When I spoke to Richard Howson, then newly appointed as Carillion’s CEO, to ask whether he intended to address its reputation as a bad payer, he professed not to recognise the firm I was talking about.
Whether it was ignorance or guile is for others for others to determine, but the reality is Carillion is not alone in having constructed its business model around the insane idea that the smaller players in the industry capitalise the larger ones.
“I don’t see any immediate signs of main contractors changing their business models – or of any serious consideration of a business model which focuses on value to the customer.”
At some stage, those who are not getting paid on time have to find the courage to start discriminating against those who do not pay and price differentially. Otherwise there is no reward for the good payers.
When it comes to clients, the last time I looked, central government was a very good payer but local government was not. In addition to talking sanctions against contractors, how about requiring timely payment by all public authorities involved in projects which have an element of central government funding?
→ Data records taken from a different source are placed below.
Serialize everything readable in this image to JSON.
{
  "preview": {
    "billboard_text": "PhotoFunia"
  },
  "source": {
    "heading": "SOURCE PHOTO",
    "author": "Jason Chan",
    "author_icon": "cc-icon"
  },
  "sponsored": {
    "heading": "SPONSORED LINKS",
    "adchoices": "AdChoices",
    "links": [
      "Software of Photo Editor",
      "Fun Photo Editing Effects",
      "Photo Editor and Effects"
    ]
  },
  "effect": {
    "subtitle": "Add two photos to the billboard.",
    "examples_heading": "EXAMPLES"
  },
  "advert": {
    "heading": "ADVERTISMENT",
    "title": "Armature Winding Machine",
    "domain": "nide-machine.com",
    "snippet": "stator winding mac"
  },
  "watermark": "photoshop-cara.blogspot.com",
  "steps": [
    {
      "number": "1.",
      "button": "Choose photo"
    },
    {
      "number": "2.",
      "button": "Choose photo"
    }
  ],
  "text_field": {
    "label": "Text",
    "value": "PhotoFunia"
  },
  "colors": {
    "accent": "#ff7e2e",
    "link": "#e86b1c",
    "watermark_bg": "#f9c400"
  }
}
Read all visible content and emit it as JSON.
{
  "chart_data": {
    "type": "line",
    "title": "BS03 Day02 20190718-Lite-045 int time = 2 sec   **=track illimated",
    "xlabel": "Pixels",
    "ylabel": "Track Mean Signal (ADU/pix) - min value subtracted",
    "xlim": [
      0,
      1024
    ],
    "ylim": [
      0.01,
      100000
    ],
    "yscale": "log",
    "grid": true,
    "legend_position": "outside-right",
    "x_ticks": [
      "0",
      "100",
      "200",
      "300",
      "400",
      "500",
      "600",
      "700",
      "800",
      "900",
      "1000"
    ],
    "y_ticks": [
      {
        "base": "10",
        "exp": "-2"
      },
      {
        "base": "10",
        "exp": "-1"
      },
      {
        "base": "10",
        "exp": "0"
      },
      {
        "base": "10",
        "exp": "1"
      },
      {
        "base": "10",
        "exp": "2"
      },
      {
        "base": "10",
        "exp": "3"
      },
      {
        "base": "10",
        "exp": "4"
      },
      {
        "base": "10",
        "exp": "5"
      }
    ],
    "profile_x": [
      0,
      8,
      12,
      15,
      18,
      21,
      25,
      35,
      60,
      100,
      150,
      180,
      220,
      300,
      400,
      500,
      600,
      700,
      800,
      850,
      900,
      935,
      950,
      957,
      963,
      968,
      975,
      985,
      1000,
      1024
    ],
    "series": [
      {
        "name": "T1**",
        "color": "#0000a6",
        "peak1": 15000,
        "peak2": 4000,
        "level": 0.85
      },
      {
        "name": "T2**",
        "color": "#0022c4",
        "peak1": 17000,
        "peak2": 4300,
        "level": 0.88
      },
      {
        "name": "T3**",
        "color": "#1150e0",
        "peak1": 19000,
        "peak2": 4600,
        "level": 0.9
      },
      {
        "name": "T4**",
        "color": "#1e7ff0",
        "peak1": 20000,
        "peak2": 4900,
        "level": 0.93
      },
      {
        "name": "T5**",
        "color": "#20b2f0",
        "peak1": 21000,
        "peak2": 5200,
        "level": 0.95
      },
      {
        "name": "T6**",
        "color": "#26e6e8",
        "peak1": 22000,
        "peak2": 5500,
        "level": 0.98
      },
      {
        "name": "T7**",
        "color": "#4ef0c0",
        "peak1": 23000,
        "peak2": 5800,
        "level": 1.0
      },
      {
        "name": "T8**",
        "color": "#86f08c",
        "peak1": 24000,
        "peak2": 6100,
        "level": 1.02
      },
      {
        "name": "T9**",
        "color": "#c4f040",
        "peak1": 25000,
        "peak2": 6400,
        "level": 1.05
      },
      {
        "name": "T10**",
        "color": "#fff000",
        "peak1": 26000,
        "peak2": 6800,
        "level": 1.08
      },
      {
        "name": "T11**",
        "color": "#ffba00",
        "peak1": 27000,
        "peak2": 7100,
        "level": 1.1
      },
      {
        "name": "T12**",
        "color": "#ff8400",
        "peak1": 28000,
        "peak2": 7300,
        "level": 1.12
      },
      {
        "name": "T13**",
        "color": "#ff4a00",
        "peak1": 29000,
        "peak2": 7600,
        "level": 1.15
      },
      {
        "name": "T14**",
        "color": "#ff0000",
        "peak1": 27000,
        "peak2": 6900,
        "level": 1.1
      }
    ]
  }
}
I don’t see any immediate signs of main contractors changing their business models – or of any serious consideration of a business model which focuses on value to the customer – but it could be one long-term consequence of BIM, where the benefits of a more productive environment are unlikely to be captured by tier one contractors but rather trade contractors (who already enjoy better margins).
The direct delivery model is not, however, suited to major players in an industry where demand is both diverse and volatile – forces that demand flexibility in skills and resources. I suspect that if we see a customer-focused model at all, it will come from new entrants.
However, the collapse of a major firm, even one as big as Carillion, doesn’t mean the business model for a whole sector is over.